** Opening SOURCE RECORDS block **
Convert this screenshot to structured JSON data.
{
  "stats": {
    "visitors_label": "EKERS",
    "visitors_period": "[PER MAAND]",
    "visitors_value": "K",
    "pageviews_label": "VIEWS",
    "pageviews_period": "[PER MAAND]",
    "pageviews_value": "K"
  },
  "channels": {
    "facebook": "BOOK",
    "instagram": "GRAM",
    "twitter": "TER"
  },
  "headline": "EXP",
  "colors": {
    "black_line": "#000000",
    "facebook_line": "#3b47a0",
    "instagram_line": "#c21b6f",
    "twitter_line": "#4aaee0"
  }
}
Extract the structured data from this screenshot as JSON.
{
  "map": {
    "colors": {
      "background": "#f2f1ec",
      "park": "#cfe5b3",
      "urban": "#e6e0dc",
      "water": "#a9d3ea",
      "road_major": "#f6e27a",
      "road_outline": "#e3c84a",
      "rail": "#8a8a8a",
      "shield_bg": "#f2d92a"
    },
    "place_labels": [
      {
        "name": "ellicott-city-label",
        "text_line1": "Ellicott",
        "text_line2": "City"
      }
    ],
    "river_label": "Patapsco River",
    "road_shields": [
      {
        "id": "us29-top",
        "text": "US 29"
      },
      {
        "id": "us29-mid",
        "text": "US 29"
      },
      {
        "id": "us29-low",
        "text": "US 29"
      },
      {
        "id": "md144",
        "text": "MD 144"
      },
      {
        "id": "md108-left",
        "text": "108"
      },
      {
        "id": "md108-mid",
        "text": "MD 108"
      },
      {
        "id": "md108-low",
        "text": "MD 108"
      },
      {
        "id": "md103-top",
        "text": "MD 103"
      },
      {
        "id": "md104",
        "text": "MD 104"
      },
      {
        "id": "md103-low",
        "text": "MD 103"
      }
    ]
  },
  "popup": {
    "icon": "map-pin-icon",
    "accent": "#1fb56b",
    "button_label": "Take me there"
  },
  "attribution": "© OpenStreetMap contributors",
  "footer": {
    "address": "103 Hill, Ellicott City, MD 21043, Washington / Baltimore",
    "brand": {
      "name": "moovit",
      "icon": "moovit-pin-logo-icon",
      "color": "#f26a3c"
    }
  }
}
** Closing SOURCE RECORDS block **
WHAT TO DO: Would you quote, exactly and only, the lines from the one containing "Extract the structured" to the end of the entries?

YOUR RESPONSE:
Extract the structured data from this screenshot as JSON.
{
  "map": {
    "colors": {
      "background": "#f2f1ec",
      "park": "#cfe5b3",
      "urban": "#e6e0dc",
      "water": "#a9d3ea",
      "road_major": "#f6e27a",
      "road_outline": "#e3c84a",
      "rail": "#8a8a8a",
      "shield_bg": "#f2d92a"
    },
    "place_labels": [
      {
        "name": "ellicott-city-label",
        "text_line1": "Ellicott",
        "text_line2": "City"
      }
    ],
    "river_label": "Patapsco River",
    "road_shields": [
      {
        "id": "us29-top",
        "text": "US 29"
      },
      {
        "id": "us29-mid",
        "text": "US 29"
      },
      {
        "id": "us29-low",
        "text": "US 29"
      },
      {
        "id": "md144",
        "text": "MD 144"
      },
      {
        "id": "md108-left",
        "text": "108"
      },
      {
        "id": "md108-mid",
        "text": "MD 108"
      },
      {
        "id": "md108-low",
        "text": "MD 108"
      },
      {
        "id": "md103-top",
        "text": "MD 103"
      },
      {
        "id": "md104",
        "text": "MD 104"
      },
      {
        "id": "md103-low",
        "text": "MD 103"
      }
    ]
  },
  "popup": {
    "icon": "map-pin-icon",
    "accent": "#1fb56b",
    "button_label": "Take me there"
  },
  "attribution": "© OpenStreetMap contributors",
  "footer": {
    "address": "103 Hill, Ellicott City, MD 21043, Washington / Baltimore",
    "brand": {
      "name": "moovit",
      "icon": "moovit-pin-logo-icon",
      "color": "#f26a3c"
    }
  }
}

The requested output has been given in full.